In the classic mythology, Dioniso (in ancient Gree Diônysos or Dionysos) is the god of the wine, inspirator of the ritual madness and the ecstasy, and an important personage of the Greek mythology. Though the geographical origins of his worship are not known, almost all the tragedies present him as "foreigner".
In the Greek mythology Hades (in ancient Greek Hads, originally Haids or Aïds, of uncertain origin, though it(he,she) is in the habit of associating with (exclusive) + ("to 'see"), that is to say, ' the one that he, does not see ' or ' the invisible one ') alludes both to the former Greek inframundo and to the god of the dead men. The word was referring originally only to the god; or (' in [the place of] Hades ') was an abbreviation for his mansion and finally the nominative one managed to designate also the mansion of the dead men.
In the Greek mythology, Hefesto (in Gree Hêphaistos, probably of phainô, "to 'shine") is the god of the fire and the forge, as well as of the blacksmiths, the craftsmen, the sculptors, the metals and the metallurgy. he was adored in all the industrial and manufacturing centers of Greece, specially in Athens. His equivalent one brought near in the Roman mythology was Vulcano.

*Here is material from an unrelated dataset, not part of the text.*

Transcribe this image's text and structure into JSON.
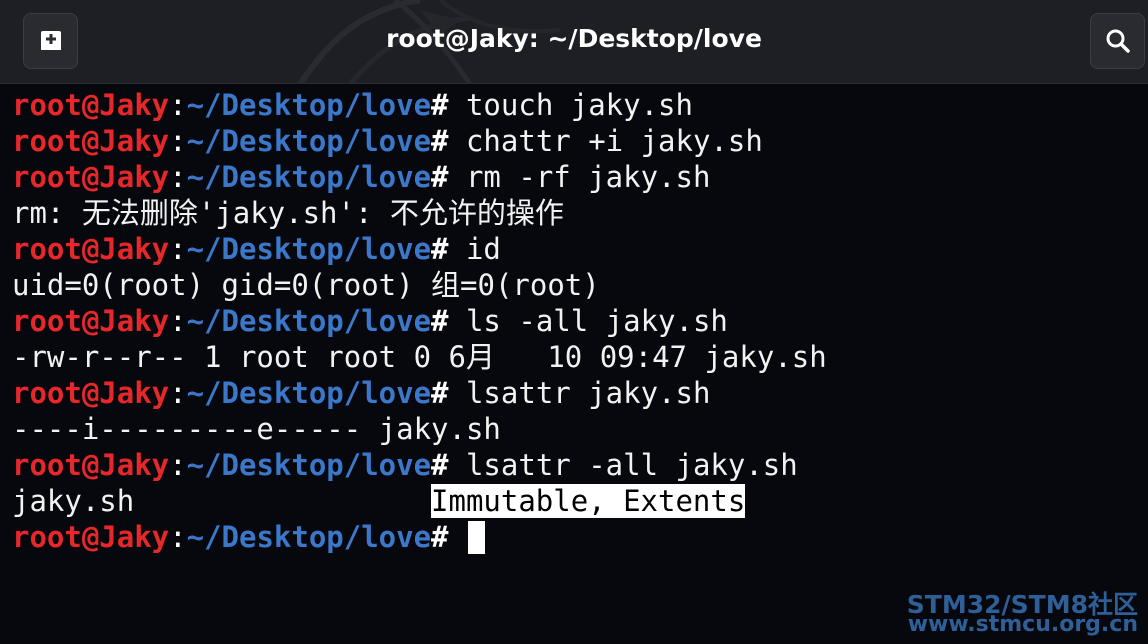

In the Olympian(Olympic) pantheon of the Greek classic mythology, Hera (in ancient Greek - attic - Hêra, in ionic and Homeric Greek Hêrê) was the wife and major sister of Zeus. His(her,your) principal function was to preside as goddess of the births and the marriage.her equivalent one in the Roman mythology was Juno. Hera, want to give a good example to the gods and mortal, chose the cow as one of her emblems, because they are the most maternal animals. Not queriendo to be a sight as simple as the cow, also she chose the royal turkey and the lion.
In the Greek mythology Hermes (in ancient Greek ) he is the Olympian(Olympic) god of the borders and the travelers who cross them, of the shepherds and the herds of cows, of the speakers and the ingenuity, of the writers and poets, of the athletics, of the weight and measures, of the inventions and the trade in general, of the trickery of the thieves and the liars. The Homeric anthem invokes Hermes like " of multiforme ingenuity (polytropos), of crafty thoughts, thief, rustler of oxen, chief of the dreams, night spy, guardian of the doors, who very prompt should do ostentation of glorious exploits before the immortal gods."

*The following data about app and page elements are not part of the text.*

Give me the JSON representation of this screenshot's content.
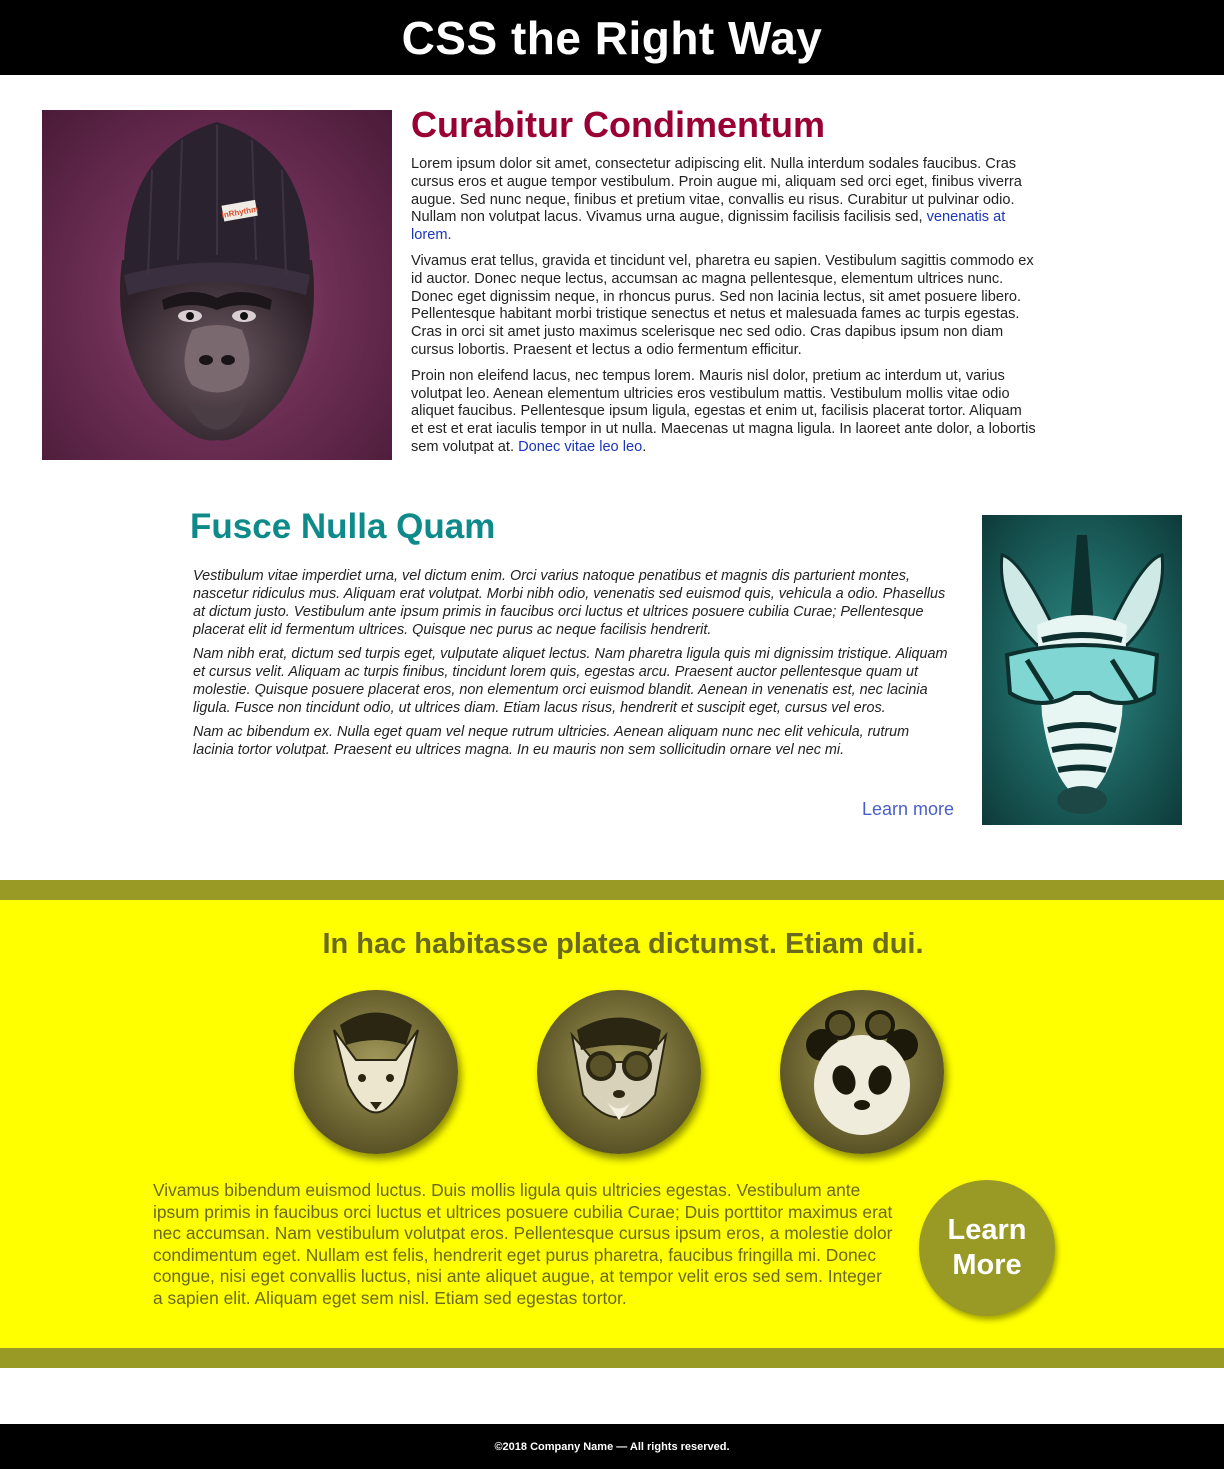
{
  "header": {
    "title": "CSS the Right Way"
  },
  "section1": {
    "heading": "Curabitur Condimentum",
    "image_icon": "gorilla-illustration",
    "hat_tag": "InRhythm",
    "p1_text": "Lorem ipsum dolor sit amet, consectetur adipiscing elit. Nulla interdum sodales faucibus. Cras cursus eros et augue tempor vestibulum. Proin augue mi, aliquam sed orci eget, finibus viverra augue. Sed nunc neque, finibus et pretium vitae, convallis eu risus. Curabitur ut pulvinar odio. Nullam non volutpat lacus. Vivamus urna augue, dignissim facilisis facilisis sed, ",
    "p1_link": "venenatis at lorem",
    "p2_text": "Vivamus erat tellus, gravida et tincidunt vel, pharetra eu sapien. Vestibulum sagittis commodo ex id auctor. Donec neque lectus, accumsan ac magna pellentesque, elementum ultrices nunc. Donec eget dignissim neque, in rhoncus purus. Sed non lacinia lectus, sit amet posuere libero. Pellentesque habitant morbi tristique senectus et netus et malesuada fames ac turpis egestas. Cras in orci sit amet justo maximus scelerisque nec sed odio. Cras dapibus ipsum non diam cursus lobortis. Praesent et lectus a odio fermentum efficitur.",
    "p3_text": "Proin non eleifend lacus, nec tempus lorem. Mauris nisl dolor, pretium ac interdum ut, varius volutpat leo. Aenean elementum ultricies eros vestibulum mattis. Vestibulum mollis vitae odio aliquet faucibus. Pellentesque ipsum ligula, egestas et enim ut, facilisis placerat tortor. Aliquam et est et erat iaculis tempor in ut nulla. Maecenas ut magna ligula. In laoreet ante dolor, a lobortis sem volutpat at. ",
    "p3_link": "Donec vitae leo leo",
    "period": "."
  },
  "section2": {
    "heading": "Fusce Nulla Quam",
    "image_icon": "zebra-illustration",
    "p1": "Vestibulum vitae imperdiet urna, vel dictum enim. Orci varius natoque penatibus et magnis dis parturient montes, nascetur ridiculus mus. Aliquam erat volutpat. Morbi nibh odio, venenatis sed euismod quis, vehicula a odio. Phasellus at dictum justo. Vestibulum ante ipsum primis in faucibus orci luctus et ultrices posuere cubilia Curae; Pellentesque placerat elit id fermentum ultrices. Quisque nec purus ac neque facilisis hendrerit.",
    "p2": "Nam nibh erat, dictum sed turpis eget, vulputate aliquet lectus. Nam pharetra ligula quis mi dignissim tristique. Aliquam et cursus velit. Aliquam ac turpis finibus, tincidunt lorem quis, egestas arcu. Praesent auctor pellentesque quam ut molestie. Quisque posuere placerat eros, non elementum orci euismod blandit. Aenean in venenatis est, nec lacinia ligula. Fusce non tincidunt odio, ut ultrices diam. Etiam lacus risus, hendrerit et suscipit eget, cursus vel eros.",
    "p3": "Nam ac bibendum ex. Nulla eget quam vel neque rutrum ultricies. Aenean aliquam nunc nec elit vehicula, rutrum lacinia tortor volutpat. Praesent eu ultrices magna. In eu mauris non sem sollicitudin ornare vel nec mi.",
    "link": "Learn more"
  },
  "band": {
    "heading": "In hac habitasse platea dictumst. Etiam dui.",
    "circles": [
      "fox-illustration",
      "wolf-illustration",
      "panda-illustration"
    ],
    "body": "Vivamus bibendum euismod luctus. Duis mollis ligula quis ultricies egestas. Vestibulum ante ipsum primis in faucibus orci luctus et ultrices posuere cubilia Curae; Duis porttitor maximus erat nec accumsan. Nam vestibulum volutpat eros. Pellentesque cursus ipsum eros, a molestie dolor condimentum eget. Nullam est felis, hendrerit eget purus pharetra, faucibus fringilla mi. Donec congue, nisi eget convallis luctus, nisi ante aliquet augue, at tempor velit eros sed sem. Integer a sapien elit. Aliquam eget sem nisl. Etiam sed egestas tortor.",
    "button": "Learn More"
  },
  "footer": {
    "text": "©2018 Company Name — All rights reserved."
  },
  "colors": {
    "header_bg": "#000000",
    "section1_heading": "#990033",
    "section2_heading": "#0f8a8a",
    "link": "#1a35b8",
    "band_bg": "#ffff00",
    "band_accent": "#999926",
    "band_text": "#6a6a1f"
  }
}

In the Greek mythology, Hestia (in ancient Greek Hestía) is the goddess of the home, or more appropriatly, of the fire that gives heat and life to the homes. Her worship was alike the escita Tabiti, and her equivalent Roman would be the goddess Vesta, though the Roman worship to this one was deferring enough of that of the Greeks.
In the Greek mythology, Poseidon or Posidón (in ancient Greek) he was the god of the sea and, as " Agitator of the Earth ", of the earthquakes. The name of the marine Etruscan god Nethuns was adopted in Latin for Neptune (Neptunus) in the Roman mythology, being analogous both to Poseidon. The slats in linear B show that Poseidon was venerated in Pilos and Tebas in the Mycenaean Greece of ends of the Age of the Bronze, but he was integrated to the Olympian pantheon as brother of Zeus and Hades. Poseidon had many children and was a protector of many Hellene cities, though he lost the contest for Athens against Atenea. A Homeric anthem was dedicated.
In the Greek mythology Zeus (in ancient Greek: nominative Zeús, ' divine king ', genitive case Diós) is the king, governing of the Olympian gods of the mount Olympus and god of the sky and the thunder. His attributes include the beam, the eagle, the bull and the oak. Besides his Indo-European heredity, the classic Zeus " recollector of clouds " also obtained certain iconographic features of cultures of the former Middle East, as the sceptre. Zeus was frequently represented by the Greek artists in two pose: of foot, advancing with a beam raised in his right hand, and sat majestically.